In the aftermath of 9/11, people came to church in droves, looking for larger meaning, and then they left again, frustrated. That’s a problem churches need to address, not least because our failure to give them what they were looking for may have lent potency to Presidential theology. When people were searching for meaning, the President was able to frame that meaning. In a nation of the blind, the one-eyed man is king. In a secular society, a President who can confidently quote scripture is that man.

The President confidently (dare I say “religiously”?) asserts a worldview that most Christian denominations reject outright as heresy: the myth of redemptive violence, which posits a war between good and evil, with God on the side of good and Satan on the side of evil and the battle lines pretty clearly drawn.

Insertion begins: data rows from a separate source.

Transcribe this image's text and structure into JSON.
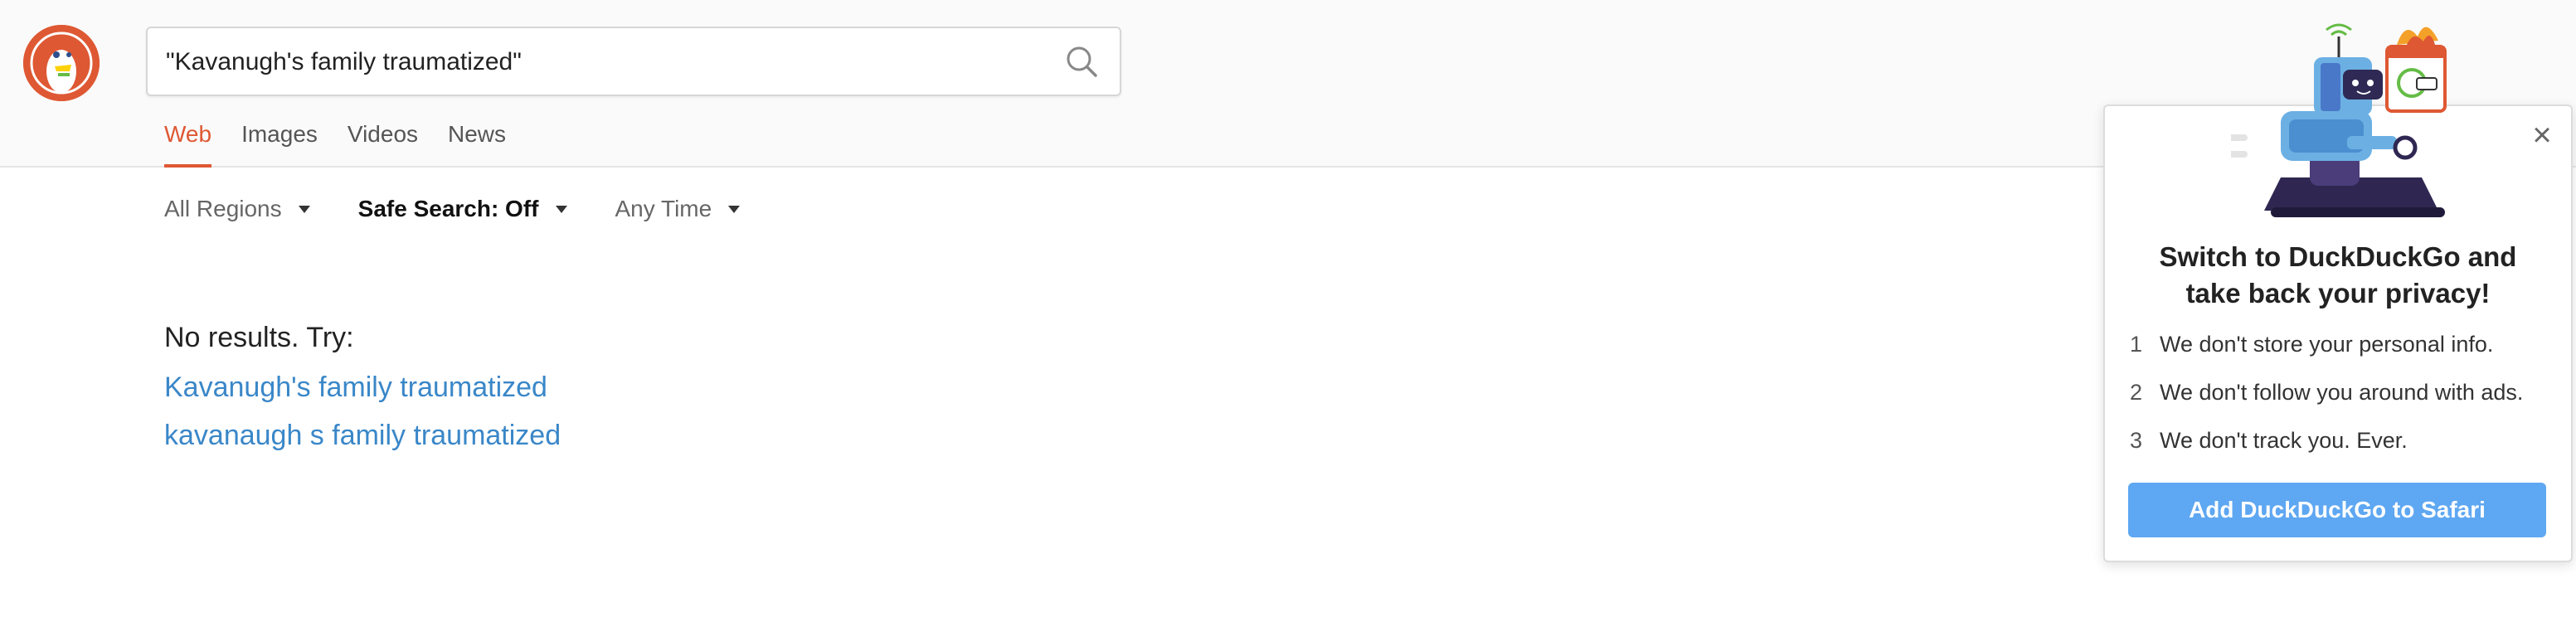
{
  "search": {
    "query": "\"Kavanugh's family traumatized\""
  },
  "tabs": [
    {
      "label": "Web",
      "active": true
    },
    {
      "label": "Images"
    },
    {
      "label": "Videos"
    },
    {
      "label": "News"
    }
  ],
  "filters": {
    "region": "All Regions",
    "safe_search": "Safe Search: Off",
    "time": "Any Time"
  },
  "results": {
    "no_results": "No results. Try:",
    "suggestions": [
      "Kavanugh's family traumatized",
      "kavanaugh s family traumatized"
    ]
  },
  "popup": {
    "title_line1": "Switch to DuckDuckGo and",
    "title_line2": "take back your privacy!",
    "points": [
      {
        "num": "1",
        "text": "We don't store your personal info."
      },
      {
        "num": "2",
        "text": "We don't follow you around with ads."
      },
      {
        "num": "3",
        "text": "We don't track you. Ever."
      }
    ],
    "cta": "Add DuckDuckGo to Safari",
    "close_label": "×"
  },
  "colors": {
    "accent": "#de5833",
    "link": "#3a87c8",
    "cta": "#5ea7f2"
  }
}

War is essential in this line of thinking. For God to win, evil needs to be defined and destroyed by God’s faithful followers, thus proving their faithfulness. Christians have held this view to be heretical since at least the third century. It is the bread-and-butter theology of fundamentalists, whether Muslim, Jewish or Christian.

In contrast, the Judeo-Christian worldview is that of redemption. Redemption starts from the assumption that all of humanity is flawed and must approach God with humility. No good person is totally good, and no evil person is irredeemable. God’s purpose is to redeem all people. Good and evil, while critical, become secondary to redemption.

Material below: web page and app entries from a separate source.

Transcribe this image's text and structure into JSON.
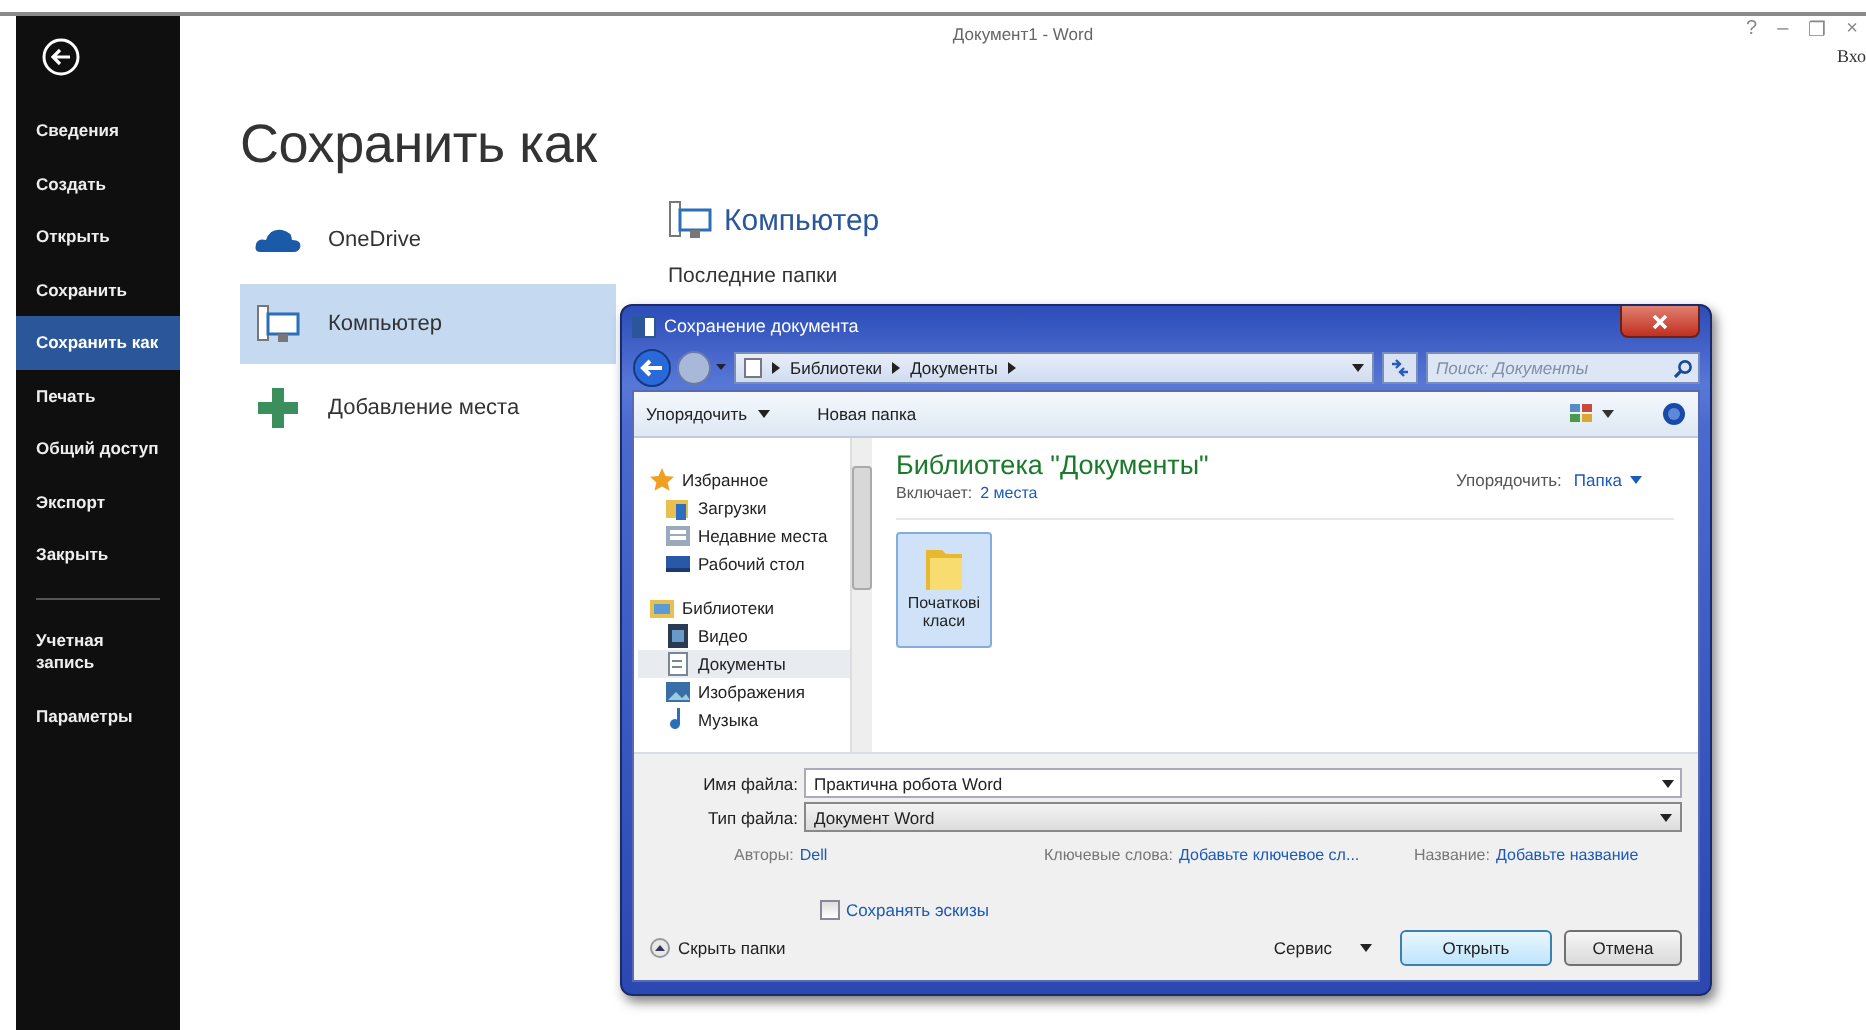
{
  "window": {
    "title": "Документ1 - Word",
    "controls": [
      "?",
      "–",
      "❐",
      "×"
    ],
    "sign_in": "Вхо"
  },
  "menu": [
    {
      "label": "Сведения",
      "selected": false
    },
    {
      "label": "Создать",
      "selected": false
    },
    {
      "label": "Открыть",
      "selected": false
    },
    {
      "label": "Сохранить",
      "selected": false
    },
    {
      "label": "Сохранить как",
      "selected": true
    },
    {
      "label": "Печать",
      "selected": false
    },
    {
      "label": "Общий доступ",
      "selected": false
    },
    {
      "label": "Экспорт",
      "selected": false
    },
    {
      "label": "Закрыть",
      "selected": false
    }
  ],
  "menu_bottom": [
    {
      "label": "Учетная запись",
      "selected": false
    },
    {
      "label": "Параметры",
      "selected": false
    }
  ],
  "heading": "Сохранить как",
  "places": [
    {
      "label": "OneDrive",
      "kind": "cloud",
      "selected": false
    },
    {
      "label": "Компьютер",
      "kind": "computer",
      "selected": true
    },
    {
      "label": "Добавление места",
      "kind": "plus",
      "selected": false
    }
  ],
  "location": {
    "title": "Компьютер",
    "recent_heading": "Последние папки"
  },
  "dialog": {
    "title": "Сохранение документа",
    "breadcrumb": [
      "Библиотеки",
      "Документы"
    ],
    "search_placeholder": "Поиск: Документы",
    "toolbar": {
      "organize": "Упорядочить",
      "new_folder": "Новая папка"
    },
    "nav": [
      {
        "label": "Избранное",
        "kind": "star",
        "selected": false,
        "children": [
          {
            "label": "Загрузки",
            "kind": "download",
            "selected": false
          },
          {
            "label": "Недавние места",
            "kind": "recent",
            "selected": false
          },
          {
            "label": "Рабочий стол",
            "kind": "desktop",
            "selected": false
          }
        ]
      },
      {
        "label": "Библиотеки",
        "kind": "library",
        "selected": false,
        "children": [
          {
            "label": "Видео",
            "kind": "video",
            "selected": false
          },
          {
            "label": "Документы",
            "kind": "document",
            "selected": true
          },
          {
            "label": "Изображения",
            "kind": "image",
            "selected": false
          },
          {
            "label": "Музыка",
            "kind": "music",
            "selected": false
          }
        ]
      }
    ],
    "library_title": "Библиотека \"Документы\"",
    "includes_label": "Включает:",
    "includes_link": "2 места",
    "arrange_label": "Упорядочить:",
    "arrange_value": "Папка",
    "items": [
      {
        "label": "Початкові класи",
        "selected": true
      }
    ],
    "file_name": {
      "label": "Имя файла:",
      "value": "Практична робота Word"
    },
    "file_type": {
      "label": "Тип файла:",
      "value": "Документ Word"
    },
    "meta": [
      {
        "label": "Авторы:",
        "value": "Dell"
      },
      {
        "label": "Ключевые слова:",
        "value": "Добавьте ключевое сл..."
      },
      {
        "label": "Название:",
        "value": "Добавьте название"
      }
    ],
    "thumbnails": {
      "label": "Сохранять эскизы",
      "checked": false
    },
    "hide_folders": "Скрыть папки",
    "tools": "Сервис",
    "buttons": [
      "Открыть",
      "Отмена"
    ]
  }
}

While most Christian denominations do not reject war altogether, diplomacy becomes integral to our understanding of the practical application of redemption. War becomes the bluntest of blunt instruments because it can never be fully justified. If I can’t claim to be completely good, and no one is so evil as to be irredeemable, what right do I have to kill?

Despite our secularism, the United States has rarely been so publicly and politically “Christian” as it is today. Or perhaps it is because of our secularism. We can no longer tell good theology from bad. We, mainline denominations, need to take our share of the blame: For decades we took it for granted that Christianity and citizenship were inextricably linked, that American power was the natural outgrowth of American righteousness. For too long we, too, preached American triumphalism. We did not remind people of the overarching guidance God gives all people in search of redemption: the necessity of the examined life. Ironically, our triumphalism may have fueled America’s secularism. With God on our side, there didn’t seem to be much need for self-examination and humility.

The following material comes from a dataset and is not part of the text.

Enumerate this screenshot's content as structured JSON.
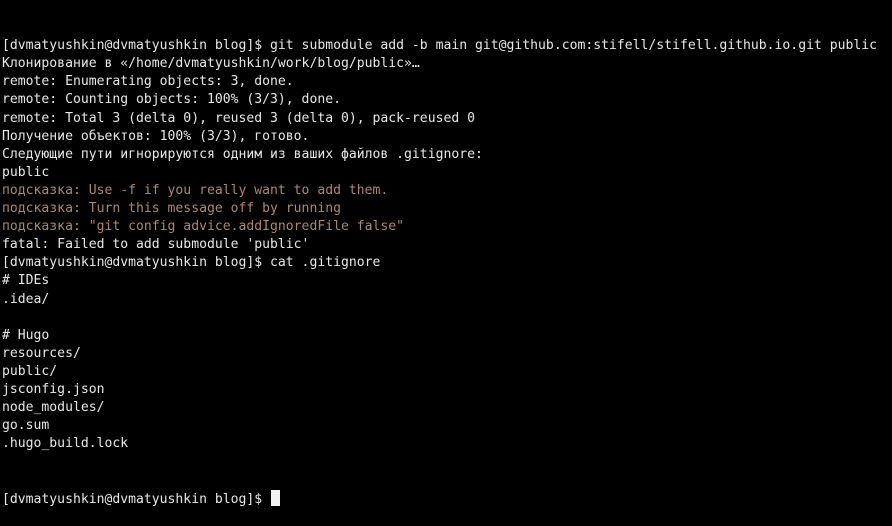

It is clear now that a sectarian Christian view of history, a dualism that views war as a kind of redemptive purgative, is having at least some influence on the administration’s rhetoric. It is characterized by a stark refusal to acknowledge accountability, because to suggest accountability is to question American purity, which would undermine the secular theology of “good versus evil” inherent in present U.S. policy.

The dominance of the religious right in political affairs makes it appear that a Christian worldview dominates American politics. But if, as I believe, this worldview is really American triumphalism, Christianity has taken a backseat to joyous secularism. Within Christianity and Judaism in this country, there are denominations and branches with the philosophical and institutional power and authority to challenge that triumphalism, but bold stands such as the NCC’s are still the exception.

With the political emergence of joyous secularism, the churches are challenged to preach an alternative message: grace, hope and redemption—the truth of Biblical faith. This is both our pastoral and our political responsibility. In a nuclear age, American triumphalism is not only spiritually bereft, it is, quite possibly, apocalyptic in its implications.


The Rev. Fritz Ritsch is pastor of Bethesda Presbyterian Church in Bethesda, Maryland.


© 2003 The Washington Post Company.  Originally printed Sunday, March 2, 2003; Page B03 Reprinted in The American Muslim with permission of the author.

pam


Google